A teenager from Madagascar has spoken of how she was kidnapped, drugged and raped for two months after meeting a man she had spoken to online.
'Jenny', 17, from Antananarivo, the capital of Madagascar, had been talking to the 28-year-old on Facebook for six months, and when he asked, she agreed to meet him.
She spent the first two weeks in captivity unconscious, after which she remembers being repeatedly raped, abused and fed drugs to force her into submission and stop her escaping.
I had more than 310 friends on Facebook. I didn't know over a hundred of them. I just wanted to have many friends on Facebook,' Jenny, which is not her real name, said.
She accepted a friend request from a 28-year-old man she did not know, and the pair began chatting on the social network.
'My parents didn't know that I was talking to strangers on Facebook. The 28-year-old guy came and told me to follow him.'
Over the following six months, Jenny talked to her new Facebook friend a lot, and when she needed help she reached out to him.
She had failed an exam at school, and her teacher had told her he wanted more than £200 in exchange for giving her a pass - money Jenny simply did not have.
So she turned to her Facebook friend, and he agreed to help her.
'He kidnapped me and kept me locked in his house for two months. I was unconscious for two weeks.'I dreamt that my mother died so I tried to escape but I couldn't. I could never go out and he abused me. He raped me during these two months. I used to cry a lot after what he did to me.'I could not expect that the man whom I spoke to on Facebook for six months could have done such bad things to me.
'I really believed what he said when we spoke on Facebook, I did not realize that he might harm me when we met.
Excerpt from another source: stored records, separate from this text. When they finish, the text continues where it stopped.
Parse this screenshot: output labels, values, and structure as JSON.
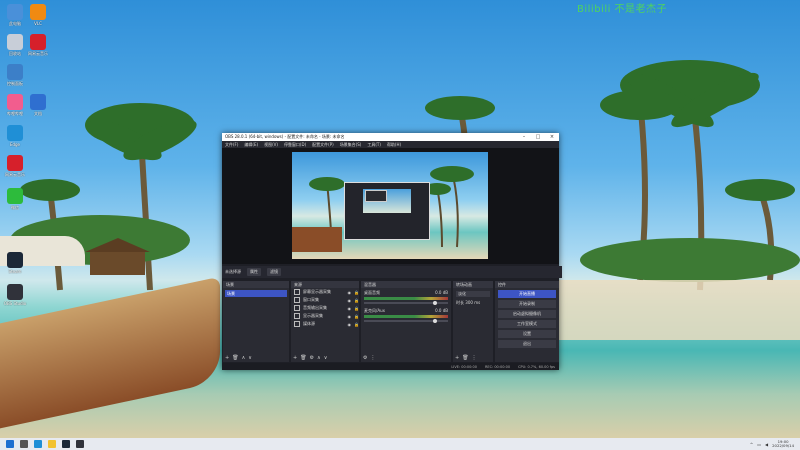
{
  "watermark": "Bilibili 不是老杰子",
  "desktop_icons": [
    {
      "label": "此电脑",
      "color": "#4a90d9"
    },
    {
      "label": "回收站",
      "color": "#c8ced8"
    },
    {
      "label": "控制面板",
      "color": "#3c7fc8"
    },
    {
      "label": "哔哩哔哩",
      "color": "#f25d8e"
    },
    {
      "label": "Edge",
      "color": "#1f8fd6"
    },
    {
      "label": "网易云音乐",
      "color": "#d6202b"
    },
    {
      "label": "微信",
      "color": "#2dbb3c"
    },
    {
      "label": "Steam",
      "color": "#1b2838"
    },
    {
      "label": "OBS Studio",
      "color": "#30323a"
    },
    {
      "label": "VLC",
      "color": "#f08a12"
    },
    {
      "label": "网易云音乐",
      "color": "#d6202b"
    },
    {
      "label": "文档",
      "color": "#2f6fd0"
    }
  ],
  "obs": {
    "title": "OBS 28.0.1 (64-bit, windows) - 配置文件: 未命名 - 场景: 未命名",
    "menu": [
      "文件(F)",
      "编辑(E)",
      "视图(V)",
      "停靠窗口(D)",
      "配置文件(P)",
      "场景集合(S)",
      "工具(T)",
      "帮助(H)"
    ],
    "context": {
      "selected": "未选择源",
      "properties": "属性",
      "filters": "滤镜"
    },
    "docks": {
      "scenes": {
        "header": "场景",
        "items": [
          "场景"
        ]
      },
      "sources": {
        "header": "来源",
        "items": [
          "屏幕显示器采集",
          "窗口采集",
          "音频输出采集",
          "显示器采集",
          "媒体源"
        ]
      },
      "mixer": {
        "header": "混音器",
        "tracks": [
          {
            "name": "桌面音频",
            "db": "0.0 dB",
            "level": 0.85
          },
          {
            "name": "麦克风/Aux",
            "db": "0.0 dB",
            "level": 0.85
          }
        ]
      },
      "transitions": {
        "header": "转场动画",
        "type": "淡化",
        "duration_label": "时长",
        "duration": "300 ms"
      },
      "controls": {
        "header": "控件",
        "buttons": [
          "开始直播",
          "开始录制",
          "启动虚拟摄像机",
          "工作室模式",
          "设置",
          "退出"
        ]
      }
    },
    "status": {
      "live": "LIVE: 00:00:00",
      "rec": "REC: 00:00:00",
      "cpu": "CPU: 0.7%, 60.00 fps"
    }
  },
  "taskbar": {
    "icons": [
      {
        "name": "windows-start-icon",
        "color": "#1f6fd0"
      },
      {
        "name": "search-icon",
        "color": "#555"
      },
      {
        "name": "edge-icon",
        "color": "#1f8fd6"
      },
      {
        "name": "file-explorer-icon",
        "color": "#f2c230"
      },
      {
        "name": "steam-icon",
        "color": "#1b2838"
      },
      {
        "name": "obs-icon",
        "color": "#30323a"
      }
    ],
    "time": "19:00",
    "date": "2022/09/14"
  }
}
I thought he was very kind.
Jenny was finally freed when a neighbour saw her at the abuser's house, and reported it to the police.
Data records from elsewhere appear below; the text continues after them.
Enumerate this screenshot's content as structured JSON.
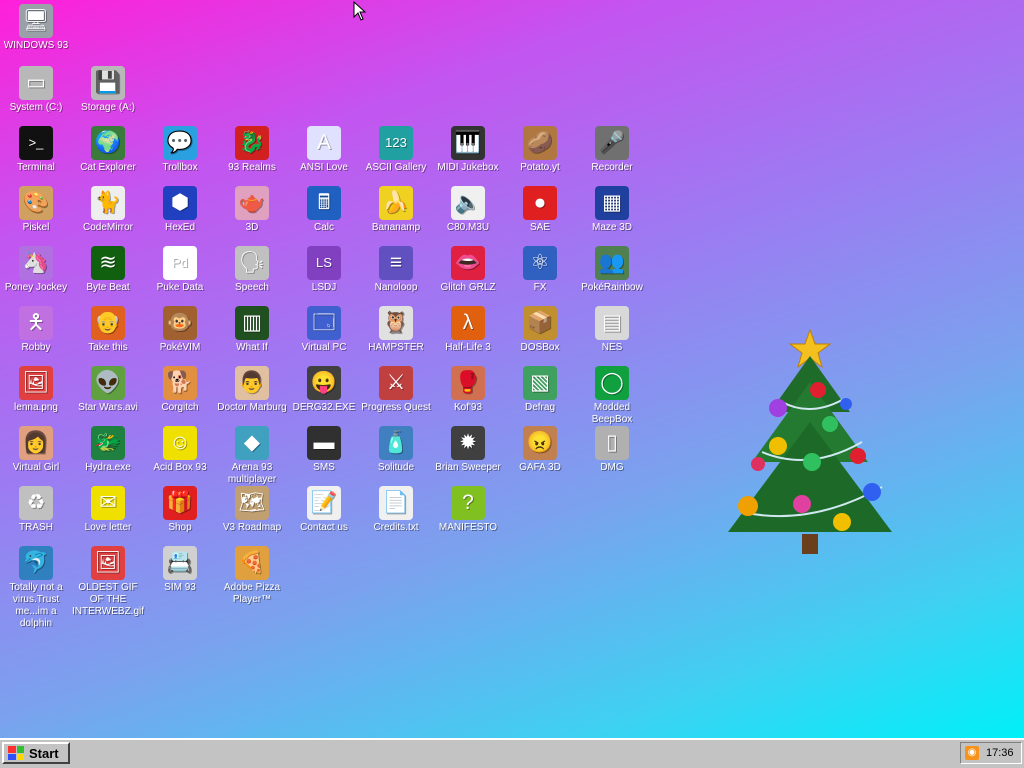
{
  "desktop": {
    "background_colors": [
      "#ff1fd9",
      "#9a7df2",
      "#00f0f8"
    ],
    "icons": [
      {
        "label": "WINDOWS 93",
        "icon": "computer-icon",
        "glyph": "🖥",
        "bg": "#9aa0a8"
      },
      {
        "label": "System (C:)",
        "icon": "hard-drive-icon",
        "glyph": "▭",
        "bg": "#b8b8b8"
      },
      {
        "label": "Storage (A:)",
        "icon": "floppy-drive-icon",
        "glyph": "💾",
        "bg": "#b8b8b8"
      },
      {
        "label": "Terminal",
        "icon": "terminal-icon",
        "glyph": ">_",
        "bg": "#111111"
      },
      {
        "label": "Cat Explorer",
        "icon": "cat-globe-icon",
        "glyph": "🌍",
        "bg": "#3a7a3a"
      },
      {
        "label": "Trollbox",
        "icon": "chat-bubble-icon",
        "glyph": "💬",
        "bg": "#2aa0e0"
      },
      {
        "label": "93 Realms",
        "icon": "dragon-icon",
        "glyph": "🐉",
        "bg": "#d02020"
      },
      {
        "label": "ANSI Love",
        "icon": "ansi-letter-icon",
        "glyph": "A",
        "bg": "#e0e0ff"
      },
      {
        "label": "ASCII Gallery",
        "icon": "ascii-numbers-icon",
        "glyph": "123",
        "bg": "#20a0a0"
      },
      {
        "label": "MIDI Jukebox",
        "icon": "piano-keys-icon",
        "glyph": "🎹",
        "bg": "#333333"
      },
      {
        "label": "Potato.yt",
        "icon": "potato-icon",
        "glyph": "🥔",
        "bg": "#b07840"
      },
      {
        "label": "Recorder",
        "icon": "microphone-icon",
        "glyph": "🎤",
        "bg": "#707070"
      },
      {
        "label": "Piskel",
        "icon": "palette-icon",
        "glyph": "🎨",
        "bg": "#d0a060"
      },
      {
        "label": "CodeMirror",
        "icon": "mirror-cat-icon",
        "glyph": "🐈",
        "bg": "#eeeeee"
      },
      {
        "label": "HexEd",
        "icon": "hex-cube-icon",
        "glyph": "⬢",
        "bg": "#2040c0"
      },
      {
        "label": "3D",
        "icon": "teapot-icon",
        "glyph": "🫖",
        "bg": "#e0a0c0"
      },
      {
        "label": "Calc",
        "icon": "calculator-icon",
        "glyph": "🖩",
        "bg": "#2060c0"
      },
      {
        "label": "Bananamp",
        "icon": "banana-icon",
        "glyph": "🍌",
        "bg": "#f0d020"
      },
      {
        "label": "C80.M3U",
        "icon": "speaker-file-icon",
        "glyph": "🔈",
        "bg": "#f0f0f0"
      },
      {
        "label": "SAE",
        "icon": "amiga-ball-icon",
        "glyph": "●",
        "bg": "#e02020"
      },
      {
        "label": "Maze 3D",
        "icon": "maze-icon",
        "glyph": "▦",
        "bg": "#2040a0"
      },
      {
        "label": "Poney Jockey",
        "icon": "pony-icon",
        "glyph": "🦄",
        "bg": "#b070e0"
      },
      {
        "label": "Byte Beat",
        "icon": "waveform-icon",
        "glyph": "≋",
        "bg": "#106010"
      },
      {
        "label": "Puke Data",
        "icon": "pd-icon",
        "glyph": "Pd",
        "bg": "#ffffff"
      },
      {
        "label": "Speech",
        "icon": "face-speech-icon",
        "glyph": "🗣",
        "bg": "#c0c0c0"
      },
      {
        "label": "LSDJ",
        "icon": "lsdj-icon",
        "glyph": "LS",
        "bg": "#8040c0"
      },
      {
        "label": "Nanoloop",
        "icon": "nanoloop-icon",
        "glyph": "≡",
        "bg": "#6050c0"
      },
      {
        "label": "Glitch GRLZ",
        "icon": "lips-icon",
        "glyph": "👄",
        "bg": "#e02040"
      },
      {
        "label": "FX",
        "icon": "atom-icon",
        "glyph": "⚛",
        "bg": "#3060c0"
      },
      {
        "label": "PokéRainbow",
        "icon": "pokemon-trainers-icon",
        "glyph": "👥",
        "bg": "#508050"
      },
      {
        "label": "Robby",
        "icon": "stick-figure-icon",
        "glyph": "🯅",
        "bg": "#c070e0"
      },
      {
        "label": "Take this",
        "icon": "old-man-icon",
        "glyph": "👴",
        "bg": "#e06020"
      },
      {
        "label": "PokéVIM",
        "icon": "pokeball-brown-icon",
        "glyph": "🐵",
        "bg": "#a06030"
      },
      {
        "label": "What If",
        "icon": "terminal-green-icon",
        "glyph": "▥",
        "bg": "#205020"
      },
      {
        "label": "Virtual PC",
        "icon": "window-icon",
        "glyph": "🗔",
        "bg": "#4060d0"
      },
      {
        "label": "HAMPSTER",
        "icon": "owl-icon",
        "glyph": "🦉",
        "bg": "#e0e0e0"
      },
      {
        "label": "Half-Life 3",
        "icon": "lambda-icon",
        "glyph": "λ",
        "bg": "#e06010"
      },
      {
        "label": "DOSBox",
        "icon": "dosbox-icon",
        "glyph": "📦",
        "bg": "#c09030"
      },
      {
        "label": "NES",
        "icon": "nes-console-icon",
        "glyph": "▤",
        "bg": "#d8d8d8"
      },
      {
        "label": "lenna.png",
        "icon": "image-file-icon",
        "glyph": "🖼",
        "bg": "#e04040"
      },
      {
        "label": "Star Wars.avi",
        "icon": "yoda-icon",
        "glyph": "👽",
        "bg": "#60a040"
      },
      {
        "label": "Corgitch",
        "icon": "corgi-icon",
        "glyph": "🐕",
        "bg": "#e09040"
      },
      {
        "label": "Doctor Marburg",
        "icon": "doctor-icon",
        "glyph": "👨",
        "bg": "#e0c0a0"
      },
      {
        "label": "DERG32.EXE",
        "icon": "monitor-face-icon",
        "glyph": "😛",
        "bg": "#404040"
      },
      {
        "label": "Progress Quest",
        "icon": "crossed-swords-icon",
        "glyph": "⚔",
        "bg": "#c04040"
      },
      {
        "label": "Kof'93",
        "icon": "fighter-face-icon",
        "glyph": "🥊",
        "bg": "#d07050"
      },
      {
        "label": "Defrag",
        "icon": "defrag-icon",
        "glyph": "▧",
        "bg": "#40a060"
      },
      {
        "label": "Modded BeepBox",
        "icon": "green-ring-icon",
        "glyph": "◯",
        "bg": "#10a040"
      },
      {
        "label": "Virtual Girl",
        "icon": "girl-face-icon",
        "glyph": "👩",
        "bg": "#e0a080"
      },
      {
        "label": "Hydra.exe",
        "icon": "hydra-icon",
        "glyph": "🐲",
        "bg": "#208040"
      },
      {
        "label": "Acid Box 93",
        "icon": "smiley-icon",
        "glyph": "☺",
        "bg": "#f0e000"
      },
      {
        "label": "Arena 93 multiplayer",
        "icon": "cube-icon",
        "glyph": "◆",
        "bg": "#40a0c0"
      },
      {
        "label": "SMS",
        "icon": "sms-console-icon",
        "glyph": "▬",
        "bg": "#303030"
      },
      {
        "label": "Solitude",
        "icon": "bottle-icon",
        "glyph": "🧴",
        "bg": "#4080c0"
      },
      {
        "label": "Brian Sweeper",
        "icon": "mine-icon",
        "glyph": "✹",
        "bg": "#404040"
      },
      {
        "label": "GAFA 3D",
        "icon": "doom-face-icon",
        "glyph": "😠",
        "bg": "#c08050"
      },
      {
        "label": "DMG",
        "icon": "gameboy-icon",
        "glyph": "▯",
        "bg": "#b0b0b0"
      },
      {
        "label": "TRASH",
        "icon": "recycle-bin-icon",
        "glyph": "♻",
        "bg": "#c0c0c0"
      },
      {
        "label": "Love letter",
        "icon": "envelope-icon",
        "glyph": "✉",
        "bg": "#f0e000"
      },
      {
        "label": "Shop",
        "icon": "gift-icon",
        "glyph": "🎁",
        "bg": "#e02020"
      },
      {
        "label": "V3 Roadmap",
        "icon": "map-icon",
        "glyph": "🗺",
        "bg": "#c0a070"
      },
      {
        "label": "Contact us",
        "icon": "contact-note-icon",
        "glyph": "📝",
        "bg": "#f0f0f0"
      },
      {
        "label": "Credits.txt",
        "icon": "text-file-icon",
        "glyph": "📄",
        "bg": "#f0f0f0"
      },
      {
        "label": "MANIFESTO",
        "icon": "question-mark-icon",
        "glyph": "?",
        "bg": "#80c020"
      },
      {
        "label": "Totally not a virus.Trust me...im a dolphin",
        "icon": "dolphin-shortcut-icon",
        "glyph": "🐬",
        "bg": "#3080c0"
      },
      {
        "label": "OLDEST GIF OF THE INTERWEBZ.gif",
        "icon": "image-file-icon",
        "glyph": "🖼",
        "bg": "#e04040"
      },
      {
        "label": "SIM 93",
        "icon": "sim-card-icon",
        "glyph": "📇",
        "bg": "#d0d0d0"
      },
      {
        "label": "Adobe Pizza Player™",
        "icon": "pizza-icon",
        "glyph": "🍕",
        "bg": "#e0a040"
      }
    ]
  },
  "taskbar": {
    "start_label": "Start",
    "clock": "17:36",
    "tray_icon": "rss-icon",
    "colors": {
      "bar": "#c3c3c3",
      "rss": "#f7931a"
    }
  }
}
The police referred Jenny to a UNICEF supported help centre where Jenny received medical and psychosocial support and counseling.
She has been able to return to school, but complains of 'memory problems', and struggles to retain information.
'I am now more or less doing more or less ok now', she says.'Going back to school was ok but I have memory problems with the lessons I learn. 'I really don't know why it happened but when I learn the lessons, I remember nothing,'
The man was arrested and has since been charged with child abduction and sexual abuse and is awaiting trial.
Jenny's teacher who demanded payment for a passed exam has also been arrested.
While Jenny's is an extreme case, hundreds of thousands of teenagers around the world risk putting themselves in harms way by participating in risky behaviour online, a new UNICEF study has found.
The new report finds that adolescents appear confident with their own ability to stay safe, with nearly 90 per cent of interviewees believing they can avoid online dangers.